Desktop version

Home arrow Law arrow Prisons and Punishment in Texas: Culture, History and Museological Representation


This concludes our journey through the Lone Star State and its tourist sites of penal and historical significance. The aim of the chapter was to introduce you to Texas as a place, and by positioning you as a tourist it is my hope that you were able to learn more about the state from a researcher’s perspective. That is not to suggest that this chapter has been in any way analytical. To be clear, the stories told within these museums will inform the analyses presented in Parts III and IV of this book. This chapter was merely an introduction to Texas, a way of locating or situating the punishment stories that will follow within a wider cultural context. So with this touristic account complete then, it is time to consider the Lone Star State—more specifically—as a place of harsh punishment.

In the next chapter we will be examining some of the stories other people are telling about a punitive Texas. Chap. 4 begins with a consideration of scholarly accounts that seek to explain and understand a specifically Texan penal history. In addition though, we will also be hearing from Texan governors and exploring the media portrayal of Lone Star justice. Finally, we will examine statistics relating to both incarceration and execution in order to compare Texan penal practices to those of other Southern states, with the aim of establishing the extent to which Texas lives up to its punitive reputation.
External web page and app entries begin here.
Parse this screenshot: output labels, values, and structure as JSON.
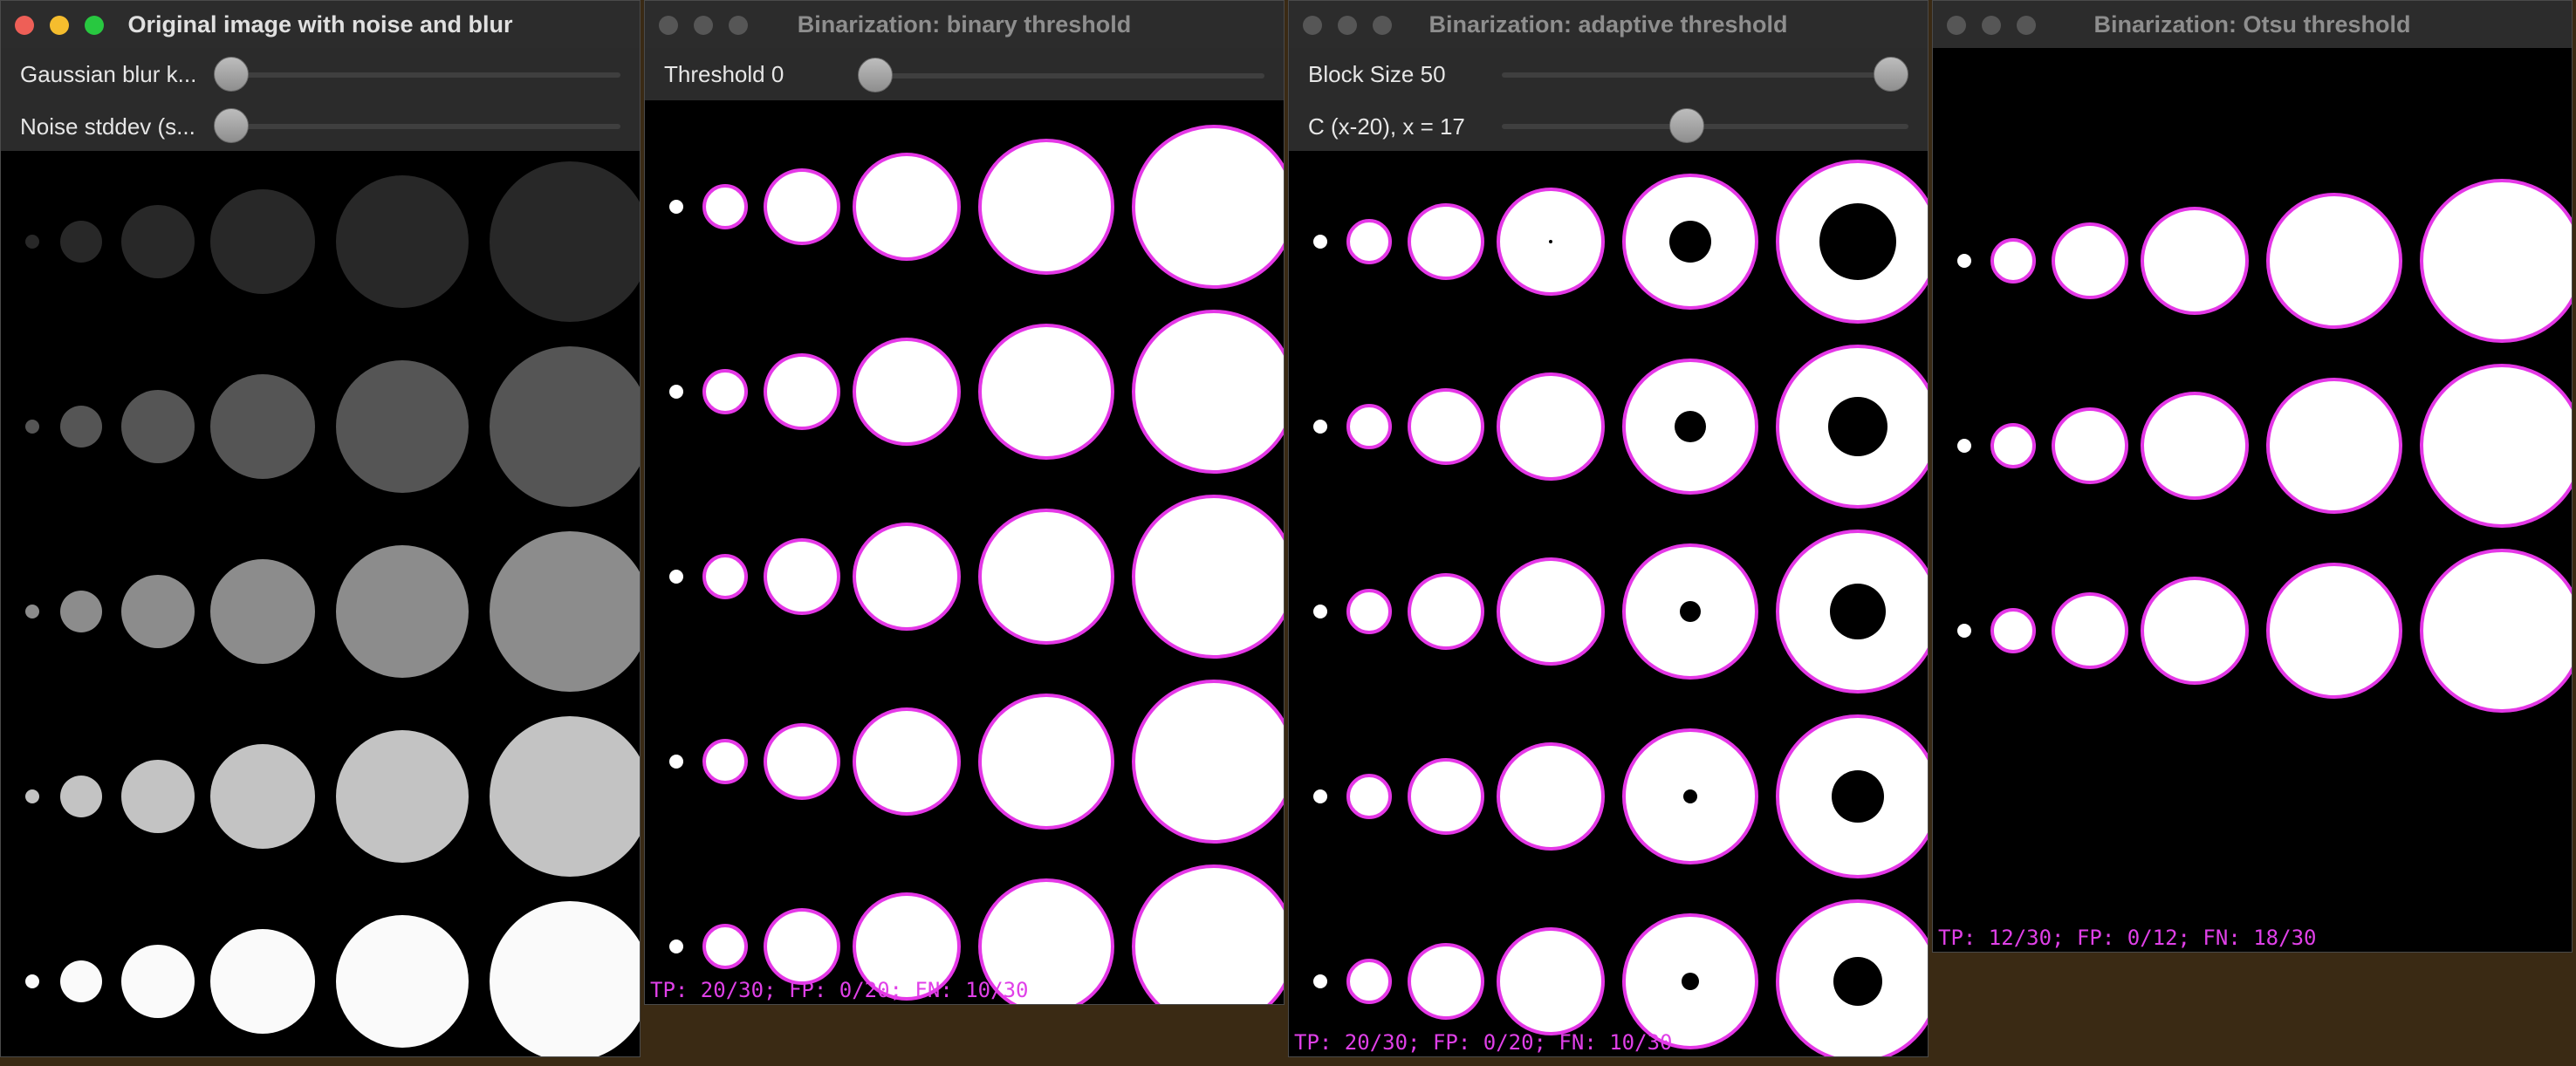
{
  "colors": {
    "outline": "#e438e6",
    "stats_text": "#e040e8",
    "title_active": "#e0e0e0",
    "title_inactive": "#8e8e8e",
    "traffic_close": "#ee5f57",
    "traffic_minimize": "#f5bd2e",
    "traffic_zoom": "#28c840"
  },
  "windows": [
    {
      "title": "Original image with noise and blur",
      "controls": [
        {
          "label": "Gaussian blur k...",
          "fraction": 0.0
        },
        {
          "label": "Noise stddev (s...",
          "fraction": 0.0
        }
      ],
      "gray_levels": [
        40,
        85,
        140,
        195,
        250
      ]
    },
    {
      "title": "Binarization: binary threshold",
      "controls": [
        {
          "label": "Threshold 0",
          "fraction": 0.0
        }
      ],
      "stats": "TP: 20/30; FP: 0/20; FN: 10/30"
    },
    {
      "title": "Binarization: adaptive threshold",
      "controls": [
        {
          "label": "Block Size 50",
          "fraction": 1.0
        },
        {
          "label": "C (x-20), x =  17",
          "fraction": 0.45
        }
      ],
      "stats": "TP: 20/30; FP: 0/20; FN: 10/30"
    },
    {
      "title": "Binarization: Otsu threshold",
      "controls": [],
      "stats": "TP: 12/30; FP: 0/12; FN: 18/30"
    }
  ]
}
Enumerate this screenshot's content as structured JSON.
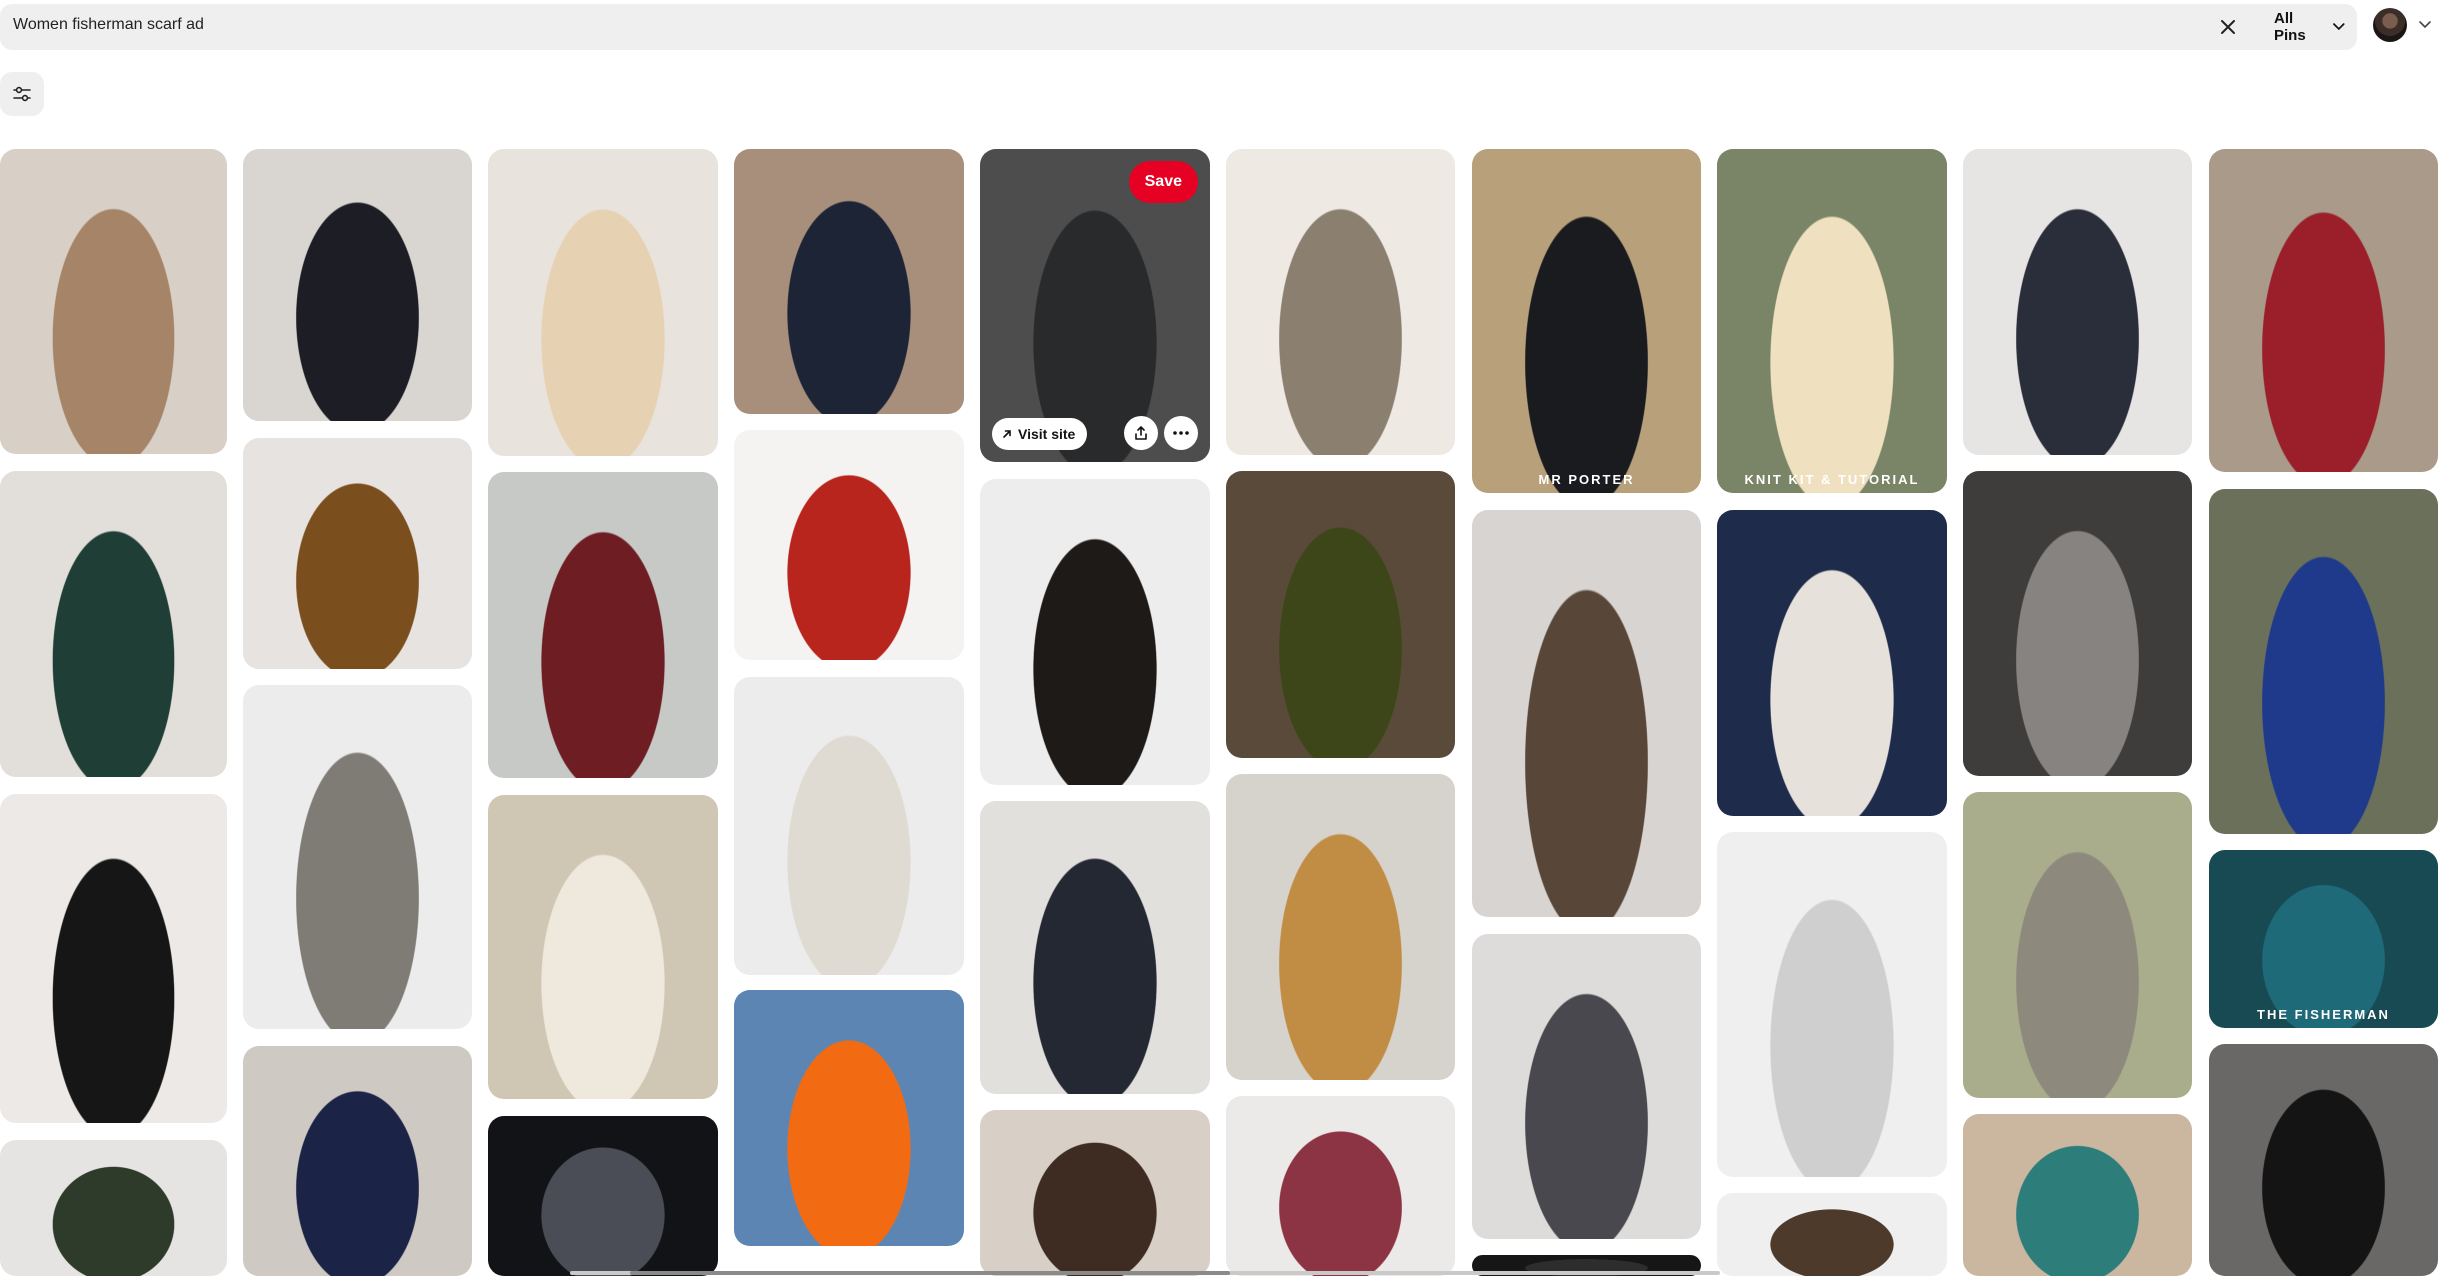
{
  "search": {
    "query": "Women fisherman scarf ad",
    "scope_label": "All Pins"
  },
  "pins": [
    {
      "id": "p01",
      "colors": [
        "#d8cfc6",
        "#a58468"
      ]
    },
    {
      "id": "p02",
      "colors": [
        "#d9d5d0",
        "#1d1e25"
      ]
    },
    {
      "id": "p03",
      "colors": [
        "#e8e3dc",
        "#e6d2b2"
      ]
    },
    {
      "id": "p04",
      "colors": [
        "#a78f7c",
        "#1c2435"
      ]
    },
    {
      "id": "p05",
      "colors": [
        "#6b6b6b",
        "#3a3b3d"
      ],
      "hovered": true
    },
    {
      "id": "p06",
      "colors": [
        "#eee9e3",
        "#8b7f70"
      ]
    },
    {
      "id": "p07",
      "colors": [
        "#b7a07a",
        "#1a1b1f"
      ],
      "caption": "MR PORTER"
    },
    {
      "id": "p08",
      "colors": [
        "#7a8466",
        "#efe1bf"
      ],
      "caption": "KNIT KIT & TUTORIAL"
    },
    {
      "id": "p09",
      "colors": [
        "#e7e5e3",
        "#2a2e3a"
      ]
    },
    {
      "id": "p10",
      "colors": [
        "#a99a8a",
        "#9a1f2a"
      ]
    },
    {
      "id": "p11",
      "colors": [
        "#e2dfda",
        "#1f3e35"
      ]
    },
    {
      "id": "p12",
      "colors": [
        "#e6e3e0",
        "#7b4e1e"
      ]
    },
    {
      "id": "p13",
      "colors": [
        "#c7c9c7",
        "#6e1e22"
      ]
    },
    {
      "id": "p14",
      "colors": [
        "#f5f3f1",
        "#b7251d"
      ]
    },
    {
      "id": "p15",
      "colors": [
        "#ededed",
        "#1d1a18"
      ]
    },
    {
      "id": "p16",
      "colors": [
        "#5a4a3a",
        "#3d4618"
      ]
    },
    {
      "id": "p17",
      "colors": [
        "#d7d4d1",
        "#584738"
      ]
    },
    {
      "id": "p18",
      "colors": [
        "#1f2b4a",
        "#e6e1da"
      ]
    },
    {
      "id": "p19",
      "colors": [
        "#3f3d3b",
        "#878380"
      ]
    },
    {
      "id": "p20",
      "colors": [
        "#6b705a",
        "#1f3a8a"
      ]
    },
    {
      "id": "p21",
      "colors": [
        "#ece9e6",
        "#161616"
      ]
    },
    {
      "id": "p22",
      "colors": [
        "#ececec",
        "#7f7b75"
      ]
    },
    {
      "id": "p23",
      "colors": [
        "#d0c6b4",
        "#efe8dc"
      ]
    },
    {
      "id": "p24",
      "colors": [
        "#ececec",
        "#e0dbd2"
      ]
    },
    {
      "id": "p25",
      "colors": [
        "#e2e0dd",
        "#232833"
      ]
    },
    {
      "id": "p26",
      "colors": [
        "#d6d3cc",
        "#c18c43"
      ]
    },
    {
      "id": "p27",
      "colors": [
        "#dedcda",
        "#48484e"
      ]
    },
    {
      "id": "p28",
      "colors": [
        "#efefef",
        "#cfcfcf"
      ]
    },
    {
      "id": "p29",
      "colors": [
        "#a9ad8b",
        "#8d8a7d"
      ]
    },
    {
      "id": "p30",
      "colors": [
        "#174a52",
        "#1f6a78"
      ],
      "caption": "THE FISHERMAN"
    },
    {
      "id": "p31",
      "colors": [
        "#e6e4e2",
        "#2f3b2a"
      ]
    },
    {
      "id": "p32",
      "colors": [
        "#cfc9c3",
        "#1b2347"
      ]
    },
    {
      "id": "p33",
      "colors": [
        "#121316",
        "#4a4d55"
      ]
    },
    {
      "id": "p34",
      "colors": [
        "#5c85b3",
        "#f26b12"
      ]
    },
    {
      "id": "p35",
      "colors": [
        "#d8d0c6",
        "#3e2b21"
      ]
    },
    {
      "id": "p36",
      "colors": [
        "#eceae8",
        "#8d3444"
      ]
    },
    {
      "id": "p37",
      "colors": [
        "#161616",
        "#2d2d2d"
      ]
    },
    {
      "id": "p38",
      "colors": [
        "#efefef",
        "#4d3a2b"
      ]
    },
    {
      "id": "p39",
      "colors": [
        "#cbb79f",
        "#2d7d7a"
      ]
    },
    {
      "id": "p40",
      "colors": [
        "#6a6866",
        "#141414"
      ]
    }
  ],
  "hover_actions": {
    "save_label": "Save",
    "visit_label": "Visit site"
  }
}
In short, we will be evaluating the tales of a ‘Tough Texas’.


Dar, A., and R. Fox (eds.). 2009. Insight guides: Texas. London: APA Publications. Massingill, R., and A.B. Sohn. 2007. Prison city: Life with the death penalty in Huntsville, Texas. New York: Peter Lang.

< Prev   CONTENTS   Source   Next >